The last we heard from the convention destination Moscone Center, it was when Street Sheet broke an April story of the nightmarishly inadequate conditions when it was converted into a COVID-19 homeless shelter. That’s ironic, because homelessness is blamed for Moscone Center’s supposed drop in business in a recent civil grand jury report (or as the city report puts it, “homeless/mentally ill/drug affected people in the area of the convention center”).
That report calls for millions in subsidies and more police presence around the center, as Moscone is seen as generating 20% of San Francisco’s normal-year $10 billion travel and tourism industry. But the SF Examiner reports that City Hall is ignoring those recommendations for now, given the city’s budget deficit that is currently pegged at $650 million.
The SF Board of Supervisors unanimously passed a resolution at their December 15 meeting turning down the request. The board said that “the City is unable to commit additional General Fund [money] given the City’s future fiscal uncertainty due to the COVID-19 public health emergency.”
They also rejected the idea that homelessness was causing a dip in business there. “Moscone Center remains one of the highest in-demand destinations among the nation’s first-tier venues for conventions and visitors before the pandemic despite street behaviors and cleanliness,” the board said, “because conventioneers consider a variety of factors to determine the overall value of hosting events in the City.”
Mayor Breed also separately rejected the request in a November 30 letter. “Prior to the pandemic, San Francisco did not face challenges booking the convention facilities,” Breed’s letter stated.

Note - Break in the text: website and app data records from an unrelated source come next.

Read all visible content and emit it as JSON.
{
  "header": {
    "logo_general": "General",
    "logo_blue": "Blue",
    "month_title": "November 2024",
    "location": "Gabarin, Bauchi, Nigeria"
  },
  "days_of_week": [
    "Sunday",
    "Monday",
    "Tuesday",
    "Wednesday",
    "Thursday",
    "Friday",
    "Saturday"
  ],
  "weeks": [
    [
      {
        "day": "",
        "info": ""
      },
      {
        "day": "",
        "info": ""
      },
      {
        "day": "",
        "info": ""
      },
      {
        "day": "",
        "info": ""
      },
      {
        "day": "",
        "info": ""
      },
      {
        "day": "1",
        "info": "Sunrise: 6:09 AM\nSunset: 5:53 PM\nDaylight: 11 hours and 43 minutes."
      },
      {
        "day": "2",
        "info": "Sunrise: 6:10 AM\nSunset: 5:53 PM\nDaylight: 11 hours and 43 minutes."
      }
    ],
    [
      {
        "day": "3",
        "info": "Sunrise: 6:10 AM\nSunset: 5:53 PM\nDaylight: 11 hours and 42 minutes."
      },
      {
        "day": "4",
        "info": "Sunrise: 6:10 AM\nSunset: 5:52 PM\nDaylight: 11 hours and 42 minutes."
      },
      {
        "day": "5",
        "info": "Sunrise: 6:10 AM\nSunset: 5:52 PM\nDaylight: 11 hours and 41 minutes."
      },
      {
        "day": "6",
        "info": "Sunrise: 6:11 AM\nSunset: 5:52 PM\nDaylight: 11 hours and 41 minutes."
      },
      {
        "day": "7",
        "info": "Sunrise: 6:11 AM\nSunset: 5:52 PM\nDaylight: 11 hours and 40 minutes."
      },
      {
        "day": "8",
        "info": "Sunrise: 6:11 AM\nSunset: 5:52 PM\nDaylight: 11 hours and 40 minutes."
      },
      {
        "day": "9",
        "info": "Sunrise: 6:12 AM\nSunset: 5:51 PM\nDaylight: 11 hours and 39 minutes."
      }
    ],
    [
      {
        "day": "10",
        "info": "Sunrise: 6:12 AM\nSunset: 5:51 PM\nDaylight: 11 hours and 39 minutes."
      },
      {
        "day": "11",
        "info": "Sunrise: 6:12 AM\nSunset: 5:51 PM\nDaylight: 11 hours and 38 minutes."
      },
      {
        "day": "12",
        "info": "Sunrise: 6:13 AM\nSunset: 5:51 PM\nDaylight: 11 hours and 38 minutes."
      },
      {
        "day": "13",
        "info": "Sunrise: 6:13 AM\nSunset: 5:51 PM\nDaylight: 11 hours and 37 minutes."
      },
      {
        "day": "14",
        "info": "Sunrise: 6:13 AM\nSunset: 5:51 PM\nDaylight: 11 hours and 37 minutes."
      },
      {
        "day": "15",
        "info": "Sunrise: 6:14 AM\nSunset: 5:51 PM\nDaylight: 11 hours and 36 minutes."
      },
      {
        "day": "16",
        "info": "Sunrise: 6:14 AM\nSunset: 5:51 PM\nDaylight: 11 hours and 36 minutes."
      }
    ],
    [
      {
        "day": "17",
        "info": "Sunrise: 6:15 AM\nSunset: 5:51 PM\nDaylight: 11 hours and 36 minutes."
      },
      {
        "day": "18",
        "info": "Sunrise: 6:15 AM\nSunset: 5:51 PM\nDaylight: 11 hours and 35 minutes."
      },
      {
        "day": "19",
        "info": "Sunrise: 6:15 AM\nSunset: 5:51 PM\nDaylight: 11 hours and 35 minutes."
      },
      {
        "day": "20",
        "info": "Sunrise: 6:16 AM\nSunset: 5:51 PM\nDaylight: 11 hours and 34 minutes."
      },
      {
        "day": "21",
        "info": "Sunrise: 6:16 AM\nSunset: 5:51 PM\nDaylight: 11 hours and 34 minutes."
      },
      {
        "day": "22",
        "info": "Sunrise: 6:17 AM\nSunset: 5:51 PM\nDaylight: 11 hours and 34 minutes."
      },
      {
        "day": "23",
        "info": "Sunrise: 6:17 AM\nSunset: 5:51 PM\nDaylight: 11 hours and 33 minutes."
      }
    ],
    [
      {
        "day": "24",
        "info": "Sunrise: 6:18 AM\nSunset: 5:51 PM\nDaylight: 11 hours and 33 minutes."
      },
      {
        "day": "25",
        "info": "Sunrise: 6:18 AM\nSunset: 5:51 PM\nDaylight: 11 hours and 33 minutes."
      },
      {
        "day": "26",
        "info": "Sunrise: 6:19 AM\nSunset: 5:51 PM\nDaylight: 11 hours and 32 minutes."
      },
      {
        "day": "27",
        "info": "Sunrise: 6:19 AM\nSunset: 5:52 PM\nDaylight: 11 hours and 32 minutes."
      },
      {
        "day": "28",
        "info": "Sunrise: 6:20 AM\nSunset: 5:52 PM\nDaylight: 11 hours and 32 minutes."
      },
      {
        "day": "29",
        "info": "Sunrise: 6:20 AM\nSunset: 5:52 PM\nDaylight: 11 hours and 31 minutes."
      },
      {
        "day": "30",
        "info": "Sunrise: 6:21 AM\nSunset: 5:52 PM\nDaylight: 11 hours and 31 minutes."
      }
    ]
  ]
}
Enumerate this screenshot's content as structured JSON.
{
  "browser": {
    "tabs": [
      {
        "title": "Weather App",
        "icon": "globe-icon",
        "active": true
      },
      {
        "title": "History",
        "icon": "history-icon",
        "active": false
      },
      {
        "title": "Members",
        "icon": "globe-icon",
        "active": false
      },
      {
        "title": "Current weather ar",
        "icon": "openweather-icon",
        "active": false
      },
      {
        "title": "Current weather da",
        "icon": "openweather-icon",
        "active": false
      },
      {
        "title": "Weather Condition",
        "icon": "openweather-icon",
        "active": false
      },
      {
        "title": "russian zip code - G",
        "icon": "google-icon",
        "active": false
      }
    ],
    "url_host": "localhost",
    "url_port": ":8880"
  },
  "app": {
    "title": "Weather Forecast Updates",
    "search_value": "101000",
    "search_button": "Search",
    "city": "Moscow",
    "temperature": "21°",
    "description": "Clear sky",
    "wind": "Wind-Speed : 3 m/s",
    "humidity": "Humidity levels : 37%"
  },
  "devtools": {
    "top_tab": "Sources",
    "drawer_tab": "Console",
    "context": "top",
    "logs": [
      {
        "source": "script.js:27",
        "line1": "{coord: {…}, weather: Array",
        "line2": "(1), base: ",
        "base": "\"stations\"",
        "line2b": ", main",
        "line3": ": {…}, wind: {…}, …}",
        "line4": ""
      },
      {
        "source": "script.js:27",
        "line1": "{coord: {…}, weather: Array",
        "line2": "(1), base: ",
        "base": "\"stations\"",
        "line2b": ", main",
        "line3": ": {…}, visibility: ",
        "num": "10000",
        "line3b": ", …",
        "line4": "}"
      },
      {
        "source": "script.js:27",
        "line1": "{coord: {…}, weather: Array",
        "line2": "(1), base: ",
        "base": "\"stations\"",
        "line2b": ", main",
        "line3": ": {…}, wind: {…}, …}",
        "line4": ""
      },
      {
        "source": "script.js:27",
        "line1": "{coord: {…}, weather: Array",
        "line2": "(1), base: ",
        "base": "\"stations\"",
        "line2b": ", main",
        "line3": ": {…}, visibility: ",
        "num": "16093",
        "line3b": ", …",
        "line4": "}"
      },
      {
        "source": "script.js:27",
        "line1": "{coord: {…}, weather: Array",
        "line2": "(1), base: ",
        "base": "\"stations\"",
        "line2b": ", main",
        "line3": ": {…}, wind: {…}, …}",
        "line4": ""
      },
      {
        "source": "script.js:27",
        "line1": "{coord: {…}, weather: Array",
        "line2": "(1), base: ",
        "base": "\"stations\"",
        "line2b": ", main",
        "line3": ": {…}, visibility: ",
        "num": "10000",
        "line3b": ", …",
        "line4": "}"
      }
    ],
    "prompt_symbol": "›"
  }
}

The days of huge Dreamforce conferences are not coming back in the immediate future, so these issues seem moot to those of us who do not work in the tourism or hospitality sector. The grand jury recommendations ask for $2.5 million in city money to make Moscone safer and more affordable. Budget-strapped City Hall is betting that when conventions do return, the center will not face any sort of existential crisis, and developers' conferences will still be lining up to book the place.